Exercise details
For each line in the data below that holds "description", return a copy.

Information given: Begin

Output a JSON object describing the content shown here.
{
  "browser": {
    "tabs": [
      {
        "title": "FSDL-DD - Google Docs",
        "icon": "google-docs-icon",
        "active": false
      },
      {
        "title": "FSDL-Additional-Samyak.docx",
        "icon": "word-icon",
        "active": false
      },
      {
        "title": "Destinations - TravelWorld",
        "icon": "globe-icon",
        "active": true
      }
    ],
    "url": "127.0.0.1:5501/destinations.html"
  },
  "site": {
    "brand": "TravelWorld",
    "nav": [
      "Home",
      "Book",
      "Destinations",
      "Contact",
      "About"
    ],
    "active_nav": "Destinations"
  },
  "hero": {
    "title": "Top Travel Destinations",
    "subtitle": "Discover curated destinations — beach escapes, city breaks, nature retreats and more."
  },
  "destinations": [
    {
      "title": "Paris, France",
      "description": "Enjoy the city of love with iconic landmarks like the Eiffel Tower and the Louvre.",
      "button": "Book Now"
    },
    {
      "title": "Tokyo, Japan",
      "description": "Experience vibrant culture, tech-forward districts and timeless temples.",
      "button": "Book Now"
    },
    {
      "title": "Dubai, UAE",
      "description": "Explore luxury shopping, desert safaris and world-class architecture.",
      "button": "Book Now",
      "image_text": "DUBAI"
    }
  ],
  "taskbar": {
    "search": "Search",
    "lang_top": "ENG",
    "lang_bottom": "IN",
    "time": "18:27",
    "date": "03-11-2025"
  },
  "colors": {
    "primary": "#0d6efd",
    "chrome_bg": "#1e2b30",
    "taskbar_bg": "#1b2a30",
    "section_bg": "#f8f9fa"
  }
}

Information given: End

Result of this task
      "description": "Enjoy the city of love with iconic landmarks like the Eiffel Tower and the Louvre.",
      "description": "Experience vibrant culture, tech-forward districts and timeless temples.",
      "description": "Explore luxury shopping, desert safaris and world-class architecture.",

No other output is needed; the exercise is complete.